The Hagstrom Report

Agriculture News As It Happens

Farmland opportunities are out there, adviser says

MIAMI — There are few or no bargains in U.S. farmland, but investors should look for land that is not being farmed up to its full potential, a prominent adviser said here last week as investors discussed farmland investment worldwide at the Agriculture Investment Summit of the Americas.

Perry Vieth
Perry Vieth, Ceres Partners
“The U.S. farmland market is mature, but undervalued where land isn’t being fully utilized because farmers are not using the latest practices or have not made improvements,” said Perry Vieth, president of Ceres Partners, a Granger, Ind., firm whose motto is “investing in America’s heartland.”

Vieth also noted that the value of the land depends on mineral rights. In Indiana, he said, buyers get the mineral rights, but in Pennsylvania, the price reflects the current interest in natural gas deposits in shale.

Jason Henderson, executive vice president of the Omaha branch of the Federal Reserve Bank of Kansas City, noted that farm land prices in the southern states have not risen as fast as they have in Nebraska, but added that mineral rights and water are important.

“There are three drilling rigs in western Nebraska,” Henderson noted. “When you buy land , you’re basically buying water. There’s strong demand for irrigated crop land in western Nebraska.”

Farmland is “very local,” Vieth said, noting that most of it is bought by neighboring farmers.

Gary Thien of Thien Farm Management, a Council Bluffs, Iowa, firm and a former president of the American Society of Farm Managers and Rural Appraisers, noted that when local farmers and investors compete for farmland at auctions, “the investor usually comes in second place.”

Discussing whether there is a bubble in farmland prices, David Oppedahl, the business economist at the Federal Reserve Bank of Chicago, said that it is hard to define a bubble but “you know it when it pops.”

Henderson said he believes there will be a correction, “but it won’t be an ’80s correction,” referring to the steep decline in farmland prices when export sales dropped. The biggest factors, Henderson said, will be whether interest rates rise and whether upward pressure on the value of the dollar pushes down commodity prices.

Shanda Warner, a partner in Chess Ag Full Harvest Partners LLC, a Dakota Dunes, S.D., and Clarksdale, Miss., firm that manages agricultural funds, said she believes farmland prices could “come off 10 to 15 percent.” Warner also said she is inclined to keep money in cash for the next few months.

Vieth said that if Congress eliminates, as expected, the direct payments that farmers get whether crop prices are high or low, that won’t affect farmland prices nearly as much as it would have when commodity prices were much lower.
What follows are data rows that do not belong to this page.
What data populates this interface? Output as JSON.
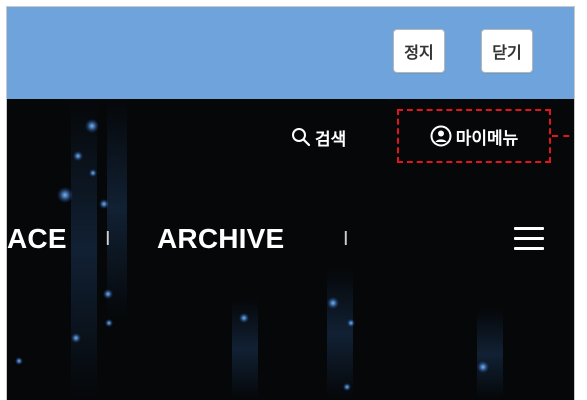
{
  "topbar": {
    "stop_label": "정지",
    "close_label": "닫기",
    "background_color": "#6fa3db"
  },
  "utility": {
    "search_label": "검색",
    "search_icon": "search-icon",
    "mymenu_label": "마이메뉴",
    "mymenu_icon": "user-circle-icon",
    "highlight_color": "#e3141c"
  },
  "nav": {
    "items": [
      {
        "label": "ACE"
      },
      {
        "label": "ARCHIVE"
      }
    ],
    "separator": "I",
    "menu_icon": "hamburger-menu-icon"
  }
}
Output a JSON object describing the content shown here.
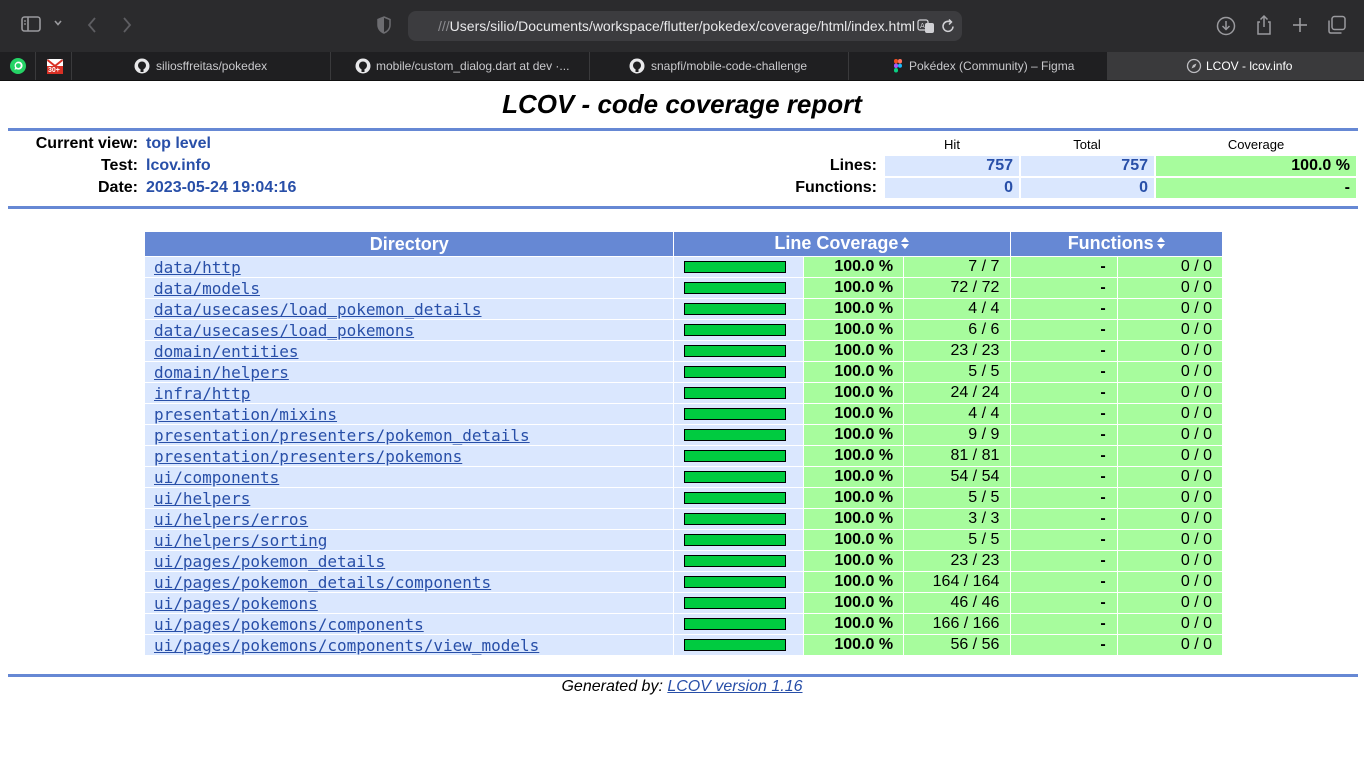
{
  "browser": {
    "url_prefix": "///",
    "url_path": "Users/silio/Documents/workspace/flutter/pokedex/coverage/html/index.html",
    "pinned_tabs": [
      {
        "icon": "whatsapp-icon"
      },
      {
        "icon": "gmail-icon",
        "badge": "30+"
      }
    ],
    "tabs": [
      {
        "label": "siliosffreitas/pokedex",
        "icon": "github-icon"
      },
      {
        "label": "mobile/custom_dialog.dart at dev ·...",
        "icon": "github-icon"
      },
      {
        "label": "snapfi/mobile-code-challenge",
        "icon": "github-icon"
      },
      {
        "label": "Pokédex (Community) – Figma",
        "icon": "figma-icon"
      },
      {
        "label": "LCOV - lcov.info",
        "icon": "compass-icon",
        "active": true
      }
    ]
  },
  "report": {
    "title": "LCOV - code coverage report",
    "current_view_label": "Current view:",
    "current_view_value": "top level",
    "test_label": "Test:",
    "test_value": "lcov.info",
    "date_label": "Date:",
    "date_value": "2023-05-24 19:04:16",
    "col_hit": "Hit",
    "col_total": "Total",
    "col_coverage": "Coverage",
    "lines_label": "Lines:",
    "lines_hit": "757",
    "lines_total": "757",
    "lines_coverage": "100.0 %",
    "functions_label": "Functions:",
    "functions_hit": "0",
    "functions_total": "0",
    "functions_coverage": "-"
  },
  "table": {
    "header_directory": "Directory",
    "header_line_coverage": "Line Coverage",
    "header_functions": "Functions",
    "rows": [
      {
        "dir": "data/http",
        "pct": "100.0 %",
        "coverage": 1.0,
        "lines": "7 / 7",
        "fpct": "-",
        "funcs": "0 / 0"
      },
      {
        "dir": "data/models",
        "pct": "100.0 %",
        "coverage": 1.0,
        "lines": "72 / 72",
        "fpct": "-",
        "funcs": "0 / 0"
      },
      {
        "dir": "data/usecases/load_pokemon_details",
        "pct": "100.0 %",
        "coverage": 1.0,
        "lines": "4 / 4",
        "fpct": "-",
        "funcs": "0 / 0"
      },
      {
        "dir": "data/usecases/load_pokemons",
        "pct": "100.0 %",
        "coverage": 1.0,
        "lines": "6 / 6",
        "fpct": "-",
        "funcs": "0 / 0"
      },
      {
        "dir": "domain/entities",
        "pct": "100.0 %",
        "coverage": 1.0,
        "lines": "23 / 23",
        "fpct": "-",
        "funcs": "0 / 0"
      },
      {
        "dir": "domain/helpers",
        "pct": "100.0 %",
        "coverage": 1.0,
        "lines": "5 / 5",
        "fpct": "-",
        "funcs": "0 / 0"
      },
      {
        "dir": "infra/http",
        "pct": "100.0 %",
        "coverage": 1.0,
        "lines": "24 / 24",
        "fpct": "-",
        "funcs": "0 / 0"
      },
      {
        "dir": "presentation/mixins",
        "pct": "100.0 %",
        "coverage": 1.0,
        "lines": "4 / 4",
        "fpct": "-",
        "funcs": "0 / 0"
      },
      {
        "dir": "presentation/presenters/pokemon_details",
        "pct": "100.0 %",
        "coverage": 1.0,
        "lines": "9 / 9",
        "fpct": "-",
        "funcs": "0 / 0"
      },
      {
        "dir": "presentation/presenters/pokemons",
        "pct": "100.0 %",
        "coverage": 1.0,
        "lines": "81 / 81",
        "fpct": "-",
        "funcs": "0 / 0"
      },
      {
        "dir": "ui/components",
        "pct": "100.0 %",
        "coverage": 1.0,
        "lines": "54 / 54",
        "fpct": "-",
        "funcs": "0 / 0"
      },
      {
        "dir": "ui/helpers",
        "pct": "100.0 %",
        "coverage": 1.0,
        "lines": "5 / 5",
        "fpct": "-",
        "funcs": "0 / 0"
      },
      {
        "dir": "ui/helpers/erros",
        "pct": "100.0 %",
        "coverage": 1.0,
        "lines": "3 / 3",
        "fpct": "-",
        "funcs": "0 / 0"
      },
      {
        "dir": "ui/helpers/sorting",
        "pct": "100.0 %",
        "coverage": 1.0,
        "lines": "5 / 5",
        "fpct": "-",
        "funcs": "0 / 0"
      },
      {
        "dir": "ui/pages/pokemon_details",
        "pct": "100.0 %",
        "coverage": 1.0,
        "lines": "23 / 23",
        "fpct": "-",
        "funcs": "0 / 0"
      },
      {
        "dir": "ui/pages/pokemon_details/components",
        "pct": "100.0 %",
        "coverage": 1.0,
        "lines": "164 / 164",
        "fpct": "-",
        "funcs": "0 / 0"
      },
      {
        "dir": "ui/pages/pokemons",
        "pct": "100.0 %",
        "coverage": 1.0,
        "lines": "46 / 46",
        "fpct": "-",
        "funcs": "0 / 0"
      },
      {
        "dir": "ui/pages/pokemons/components",
        "pct": "100.0 %",
        "coverage": 1.0,
        "lines": "166 / 166",
        "fpct": "-",
        "funcs": "0 / 0"
      },
      {
        "dir": "ui/pages/pokemons/components/view_models",
        "pct": "100.0 %",
        "coverage": 1.0,
        "lines": "56 / 56",
        "fpct": "-",
        "funcs": "0 / 0"
      }
    ]
  },
  "footer": {
    "prefix": "Generated by: ",
    "link": "LCOV version 1.16"
  },
  "colors": {
    "header_blue": "#6688d4",
    "row_blue": "#dae7fe",
    "hit_green": "#a7fc9d",
    "bar_green": "#00cb40",
    "link_blue": "#284fa8"
  }
}
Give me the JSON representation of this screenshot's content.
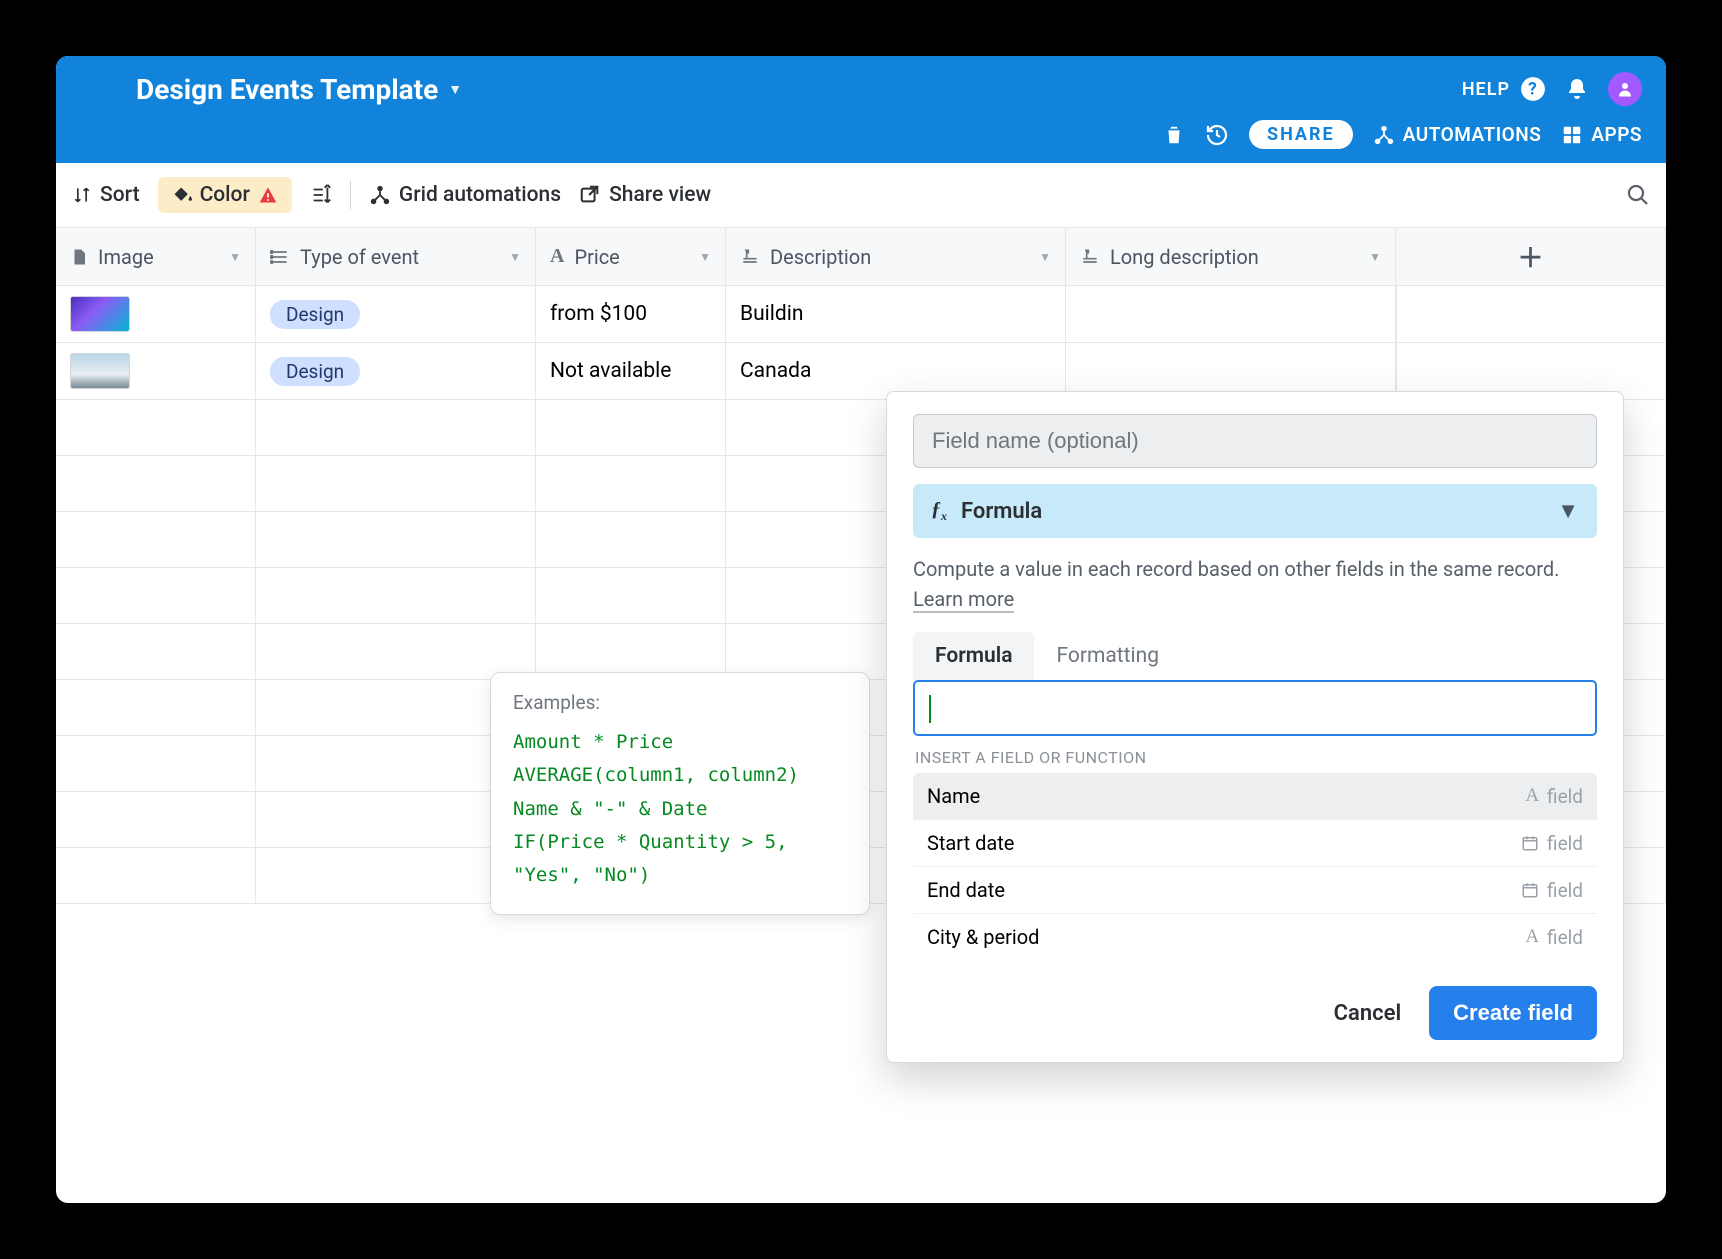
{
  "header": {
    "title": "Design Events Template",
    "help": "HELP",
    "share": "SHARE",
    "automations": "AUTOMATIONS",
    "apps": "APPS"
  },
  "toolbar": {
    "sort": "Sort",
    "color": "Color",
    "grid_automations": "Grid automations",
    "share_view": "Share view"
  },
  "columns": {
    "image": "Image",
    "type": "Type of event",
    "price": "Price",
    "description": "Description",
    "long_description": "Long description"
  },
  "rows": [
    {
      "tag": "Design",
      "price": "from $100",
      "description": "Buildin"
    },
    {
      "tag": "Design",
      "price": "Not available",
      "description": "Canada"
    }
  ],
  "tooltip": {
    "title": "Examples:",
    "body": "Amount * Price\nAVERAGE(column1, column2)\nName & \"-\" & Date\nIF(Price * Quantity > 5, \"Yes\", \"No\")"
  },
  "popover": {
    "field_name_placeholder": "Field name (optional)",
    "type_label": "Formula",
    "description": "Compute a value in each record based on other fields in the same record. ",
    "learn_more": "Learn more",
    "tabs": {
      "formula": "Formula",
      "formatting": "Formatting"
    },
    "section_label": "INSERT A FIELD OR FUNCTION",
    "fields": [
      {
        "name": "Name",
        "kind": "A",
        "kind_label": "field"
      },
      {
        "name": "Start date",
        "kind": "cal",
        "kind_label": "field"
      },
      {
        "name": "End date",
        "kind": "cal",
        "kind_label": "field"
      },
      {
        "name": "City & period",
        "kind": "A",
        "kind_label": "field"
      }
    ],
    "cancel": "Cancel",
    "create": "Create field"
  }
}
Several panelists agreed that the crop insurance program is the most important farm program now. Warner acknowledged that Congress might eliminate parts of the farm program, but added “I pray the government to continues to look at the farm safety net.”

Several panelists said they anticipate specialty crops coming back in the Midwest.

David Oppedahl
David Oppedahl, Federal Reserve Bank of Chicago
“The local foods movement is very hot” in the Chicago area, Oppedahl said. “It’s a different style of agriculture but you can make a very good living on a smaller amount of land.”

The farm bill does not permit the planting of fruits and vegetables on land that gets program crop subsidies unless the farmer gives up the right to those subsidies, but Oppedahl said eliminating that restriction would also encourage the planting of more fruits and vegetables and bring more of those crops to the Midwest.

Farmland rents are in flux, the panelists said.

“Rents have lagged,” Vieth said. “It’s a function of what revenue the land will produce.”

Thien said rents are rising not because farm land managers negotiate higher rents but because farmers are competing for land and the more efficient farmers are willing to pay more.

Most land is rented on a cash basis, the panelists said, with a share of the crop second and a hybrid combination of rent and a crop share third. Oppedahl said he is seeing more interest in hybrid leases because high commodity prices have triggered the idea in landowners’ minds that farmers have gotten a good deal, but farmers also see the hybrid leases as a good idea because they do not have to pay so much in cash up front.

Vieth concluded that if investors are considering getting into farmland, he would encourage them to buy first in the United States and as their portfolios expand “branch out” internationally.